• Items listed in a dataset:
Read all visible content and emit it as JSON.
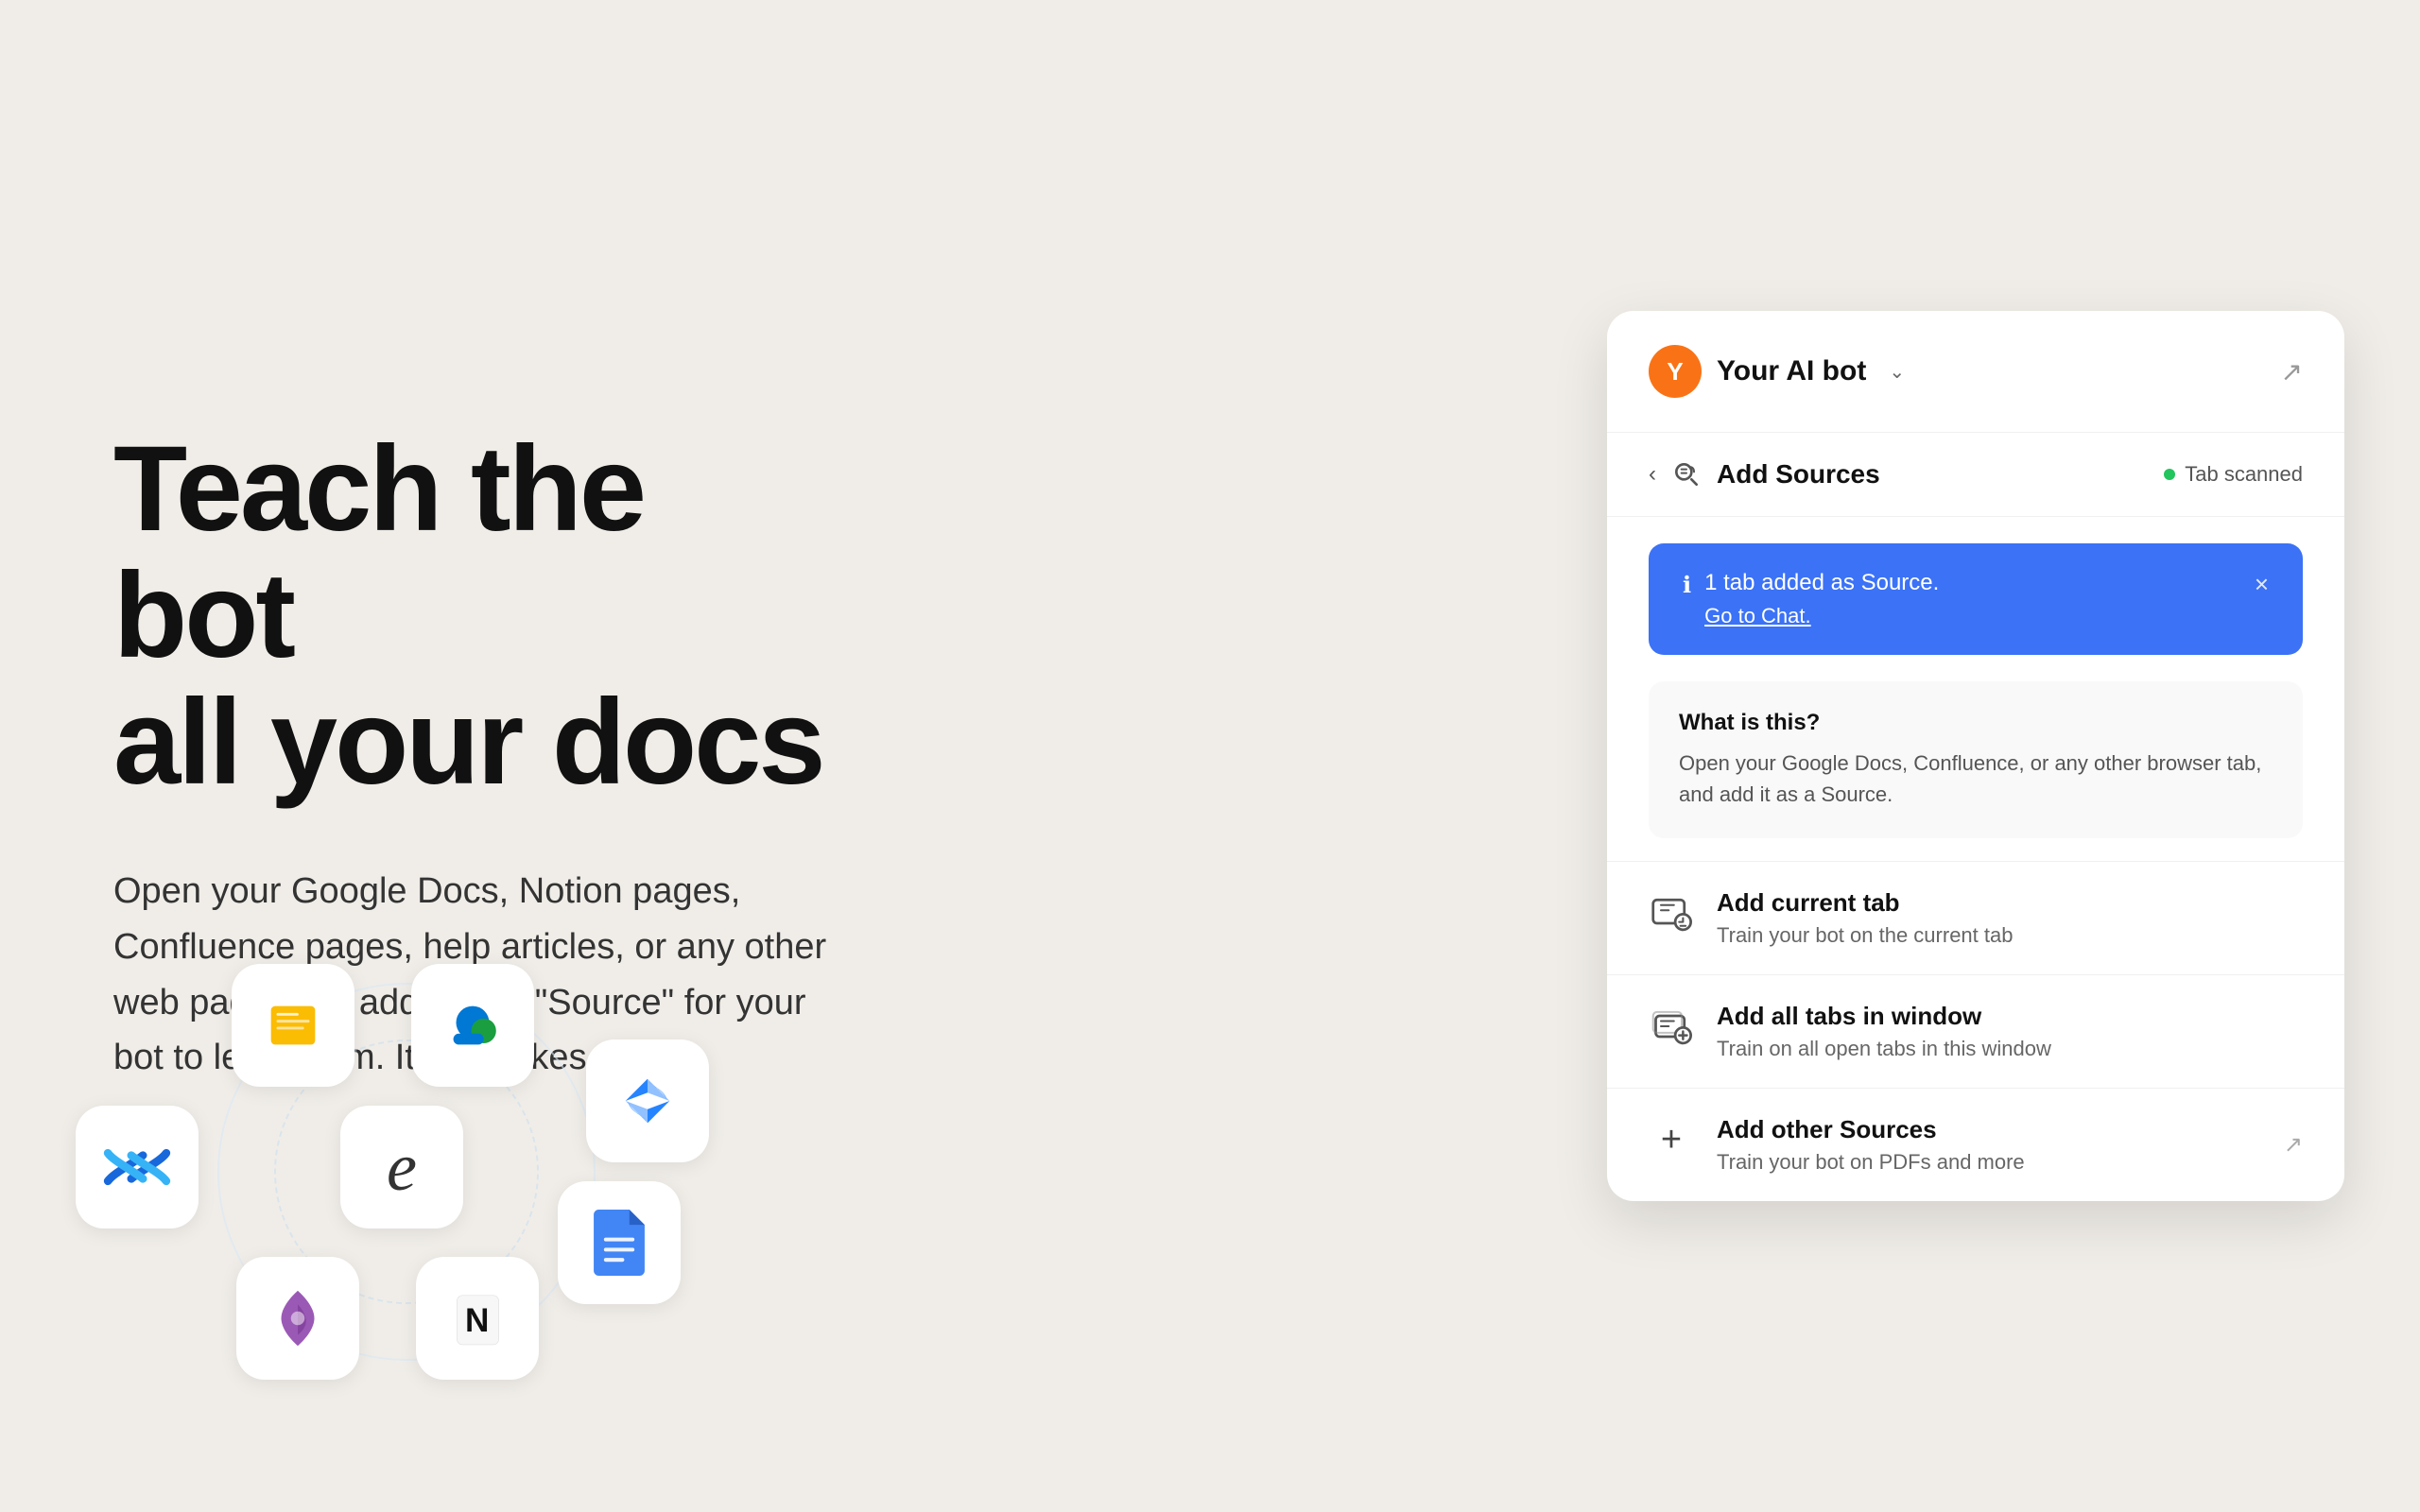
{
  "headline": "Teach the bot\nall your docs",
  "subtext": "Open your Google Docs, Notion pages, Confluence pages, help articles, or any other web page, and add it as a \"Source\" for your bot to learn from. It only takes a click.",
  "panel": {
    "bot_name": "Your AI bot",
    "bot_initial": "Y",
    "add_sources_label": "Add Sources",
    "tab_scanned": "Tab scanned",
    "back_label": "back",
    "external_link_label": "open"
  },
  "notification": {
    "main_text": "1 tab added as Source.",
    "link_text": "Go to Chat.",
    "close_label": "×"
  },
  "what_section": {
    "title": "What is this?",
    "description": "Open your Google Docs, Confluence, or any other browser tab, and add it as a Source."
  },
  "actions": [
    {
      "title": "Add current tab",
      "subtitle": "Train your bot on the current tab",
      "has_external": false
    },
    {
      "title": "Add all tabs in window",
      "subtitle": "Train on all open tabs in this window",
      "has_external": false
    },
    {
      "title": "Add other Sources",
      "subtitle": "Train your bot on PDFs and more",
      "has_external": true
    }
  ],
  "app_icons": [
    {
      "name": "google-slides",
      "label": "Google Slides"
    },
    {
      "name": "sharepoint",
      "label": "SharePoint"
    },
    {
      "name": "jira",
      "label": "Jira"
    },
    {
      "name": "confluence",
      "label": "Confluence"
    },
    {
      "name": "edge",
      "label": "Edge"
    },
    {
      "name": "google-docs",
      "label": "Google Docs"
    },
    {
      "name": "designmaker",
      "label": "Designmaker"
    },
    {
      "name": "notion",
      "label": "Notion"
    }
  ]
}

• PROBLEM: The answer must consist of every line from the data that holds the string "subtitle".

• THE ANSWER:
      "subtitle": "Train your bot on the current tab",
      "subtitle": "Train on all open tabs in this window",
      "subtitle": "Train your bot on PDFs and more",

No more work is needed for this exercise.